In this latest series, I will be going through all the countries I’ve travelled to on my mission to visit every single country in the world. In this article, we will be covering country #81: Burundi. If you haven’t gotten a chance already, read this story first to find out why I’m trying to visit all 193 UN-recognized countries.
Going to Burundi was very expensive. It cost me $222.48 CAD to get the visa to enter this country. Regardless; my main goal when I travelled to Burundi was to simply go in and out of the country. I wanted to tick it off as a country visited.
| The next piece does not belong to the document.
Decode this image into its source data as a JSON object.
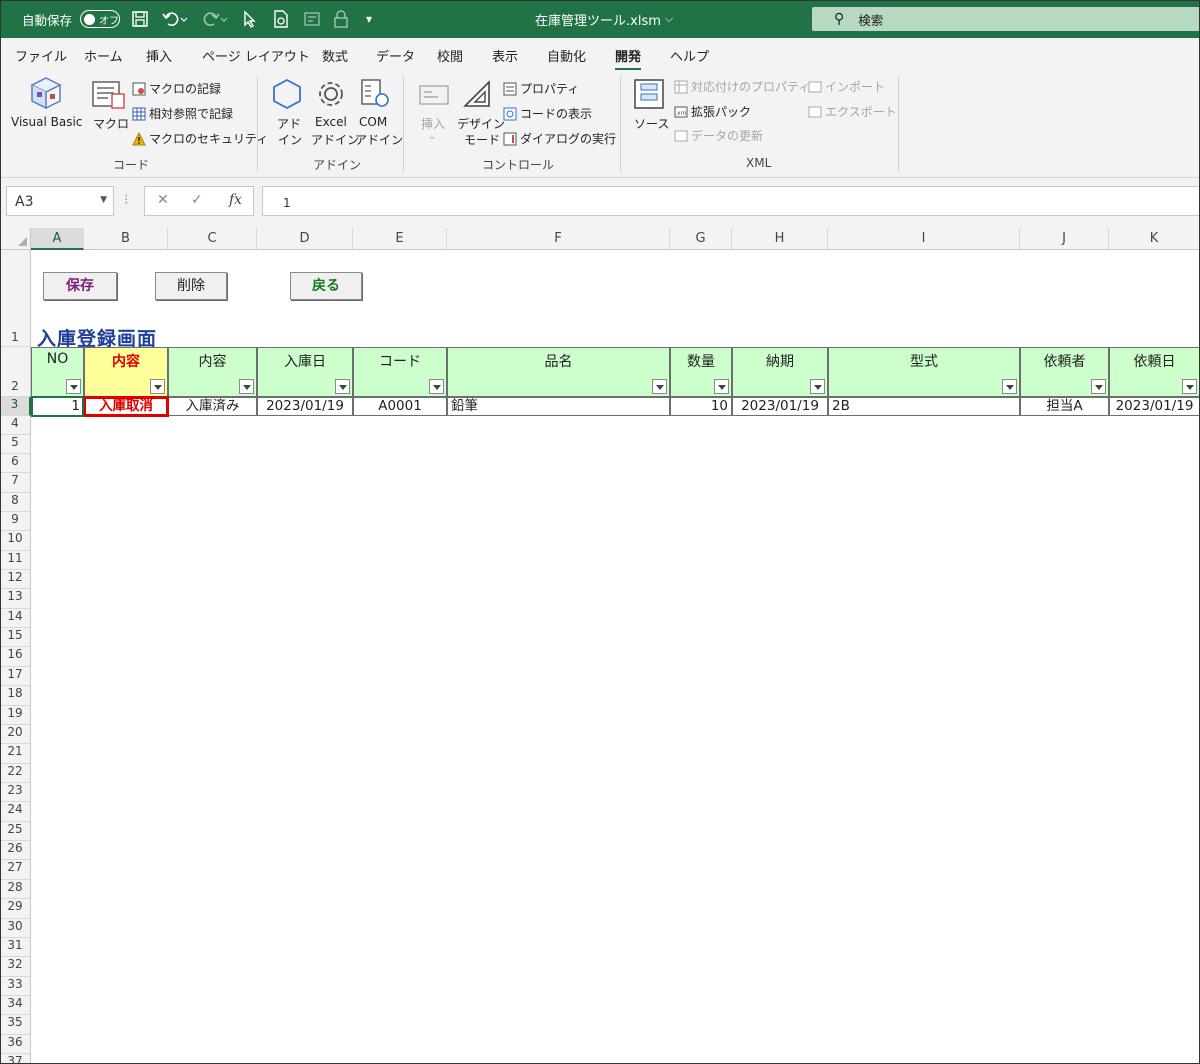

Ironically, I accidentally visited the country twice which is a funny story on its own.
VIDEO – Country #81: Burundi
Blog post on Burundi
- Complete 9 Days Uganda, Democratic Republic of Congo and Rwanda Spending Breakdown
- 9 Days of Travel To Rwanda, Uganda, and Democratic Republic of Congo
- Rwanda-Burundi Border Crossing From Start To Finish (Kigali to Bujumbura?)
Landing in Bujumbura instead of Kigali
One of the funniest thing about travelling in Africa is that there’s no rhyme or reason on this continent. Our flight was supposed to fly directly to Kigali in Rwanda when they decided they would fly to Bujumbura in Burundi instead. The first time I went to Burundi was purely accidental. Still, it was nice to be able to fly over the capital city of Bujumbura and take a glance at it from the plane window.
Driving from Kigali to the Rwanda-Burundi border
Later on, after finishing my travels in Uganda, I requested from the driver we hired if he can drive me to the Rwanda-Burundi border. It’s my goal to tick this country off as visited and get the passport stamp.
The drive was scenic and before long, we have arrived at the border.
The security at the border chatted with Emmanuel, the driver, and told him that the immigration staff needed to speak to me before I can proceed. The immigration officer was suspicious at my intent to enter Burundi when I said all I want to do was go in, take a selfie, then go back out.
After pondering my intent, he let me line up at the immigration windows.
Crossing over to Burundi
I think this immigration border is newly constructed as the Rwandans and Burundian immigration officers were working side by side. The people lining up with me were really friendly and guided me to the correct window.
They did things a bit weird at this border. Normally, you would get an exit stamp first before getting an entry stamp to the country you are entering. But in this border, you get an entry stamp first to the next country before getting an exit stamp in your previous country. Yes, nothing makes sense in Africa.
I showed them my visa and the entry process was relatively painless.
I was expecting corruption but it was fine and nothing happened to me during that border crossing.
Afterwards, I proceeded to take pictures and selfies after crossing over to Burundi.
Once I felt happy, I went back to get my exit stamp out of the country and back to Emmanuel to head back to Kigali.
Burundi is known to be in the top 10 most corrupt countries in the world (currently ranked at #5). That is why I decided I will just quickly visit and then get out. They also don’t have any major sightseeing sights that I know of. And finally, my vacation time was short and I decided I would allocate the bulk of my time travelling in Uganda, Rwanda, and the Democratic Republic of Congo.
However, when I crossed over the border or landed in Bujumbura, I didn’t sense the corruption at all and perhaps things are gradually improving.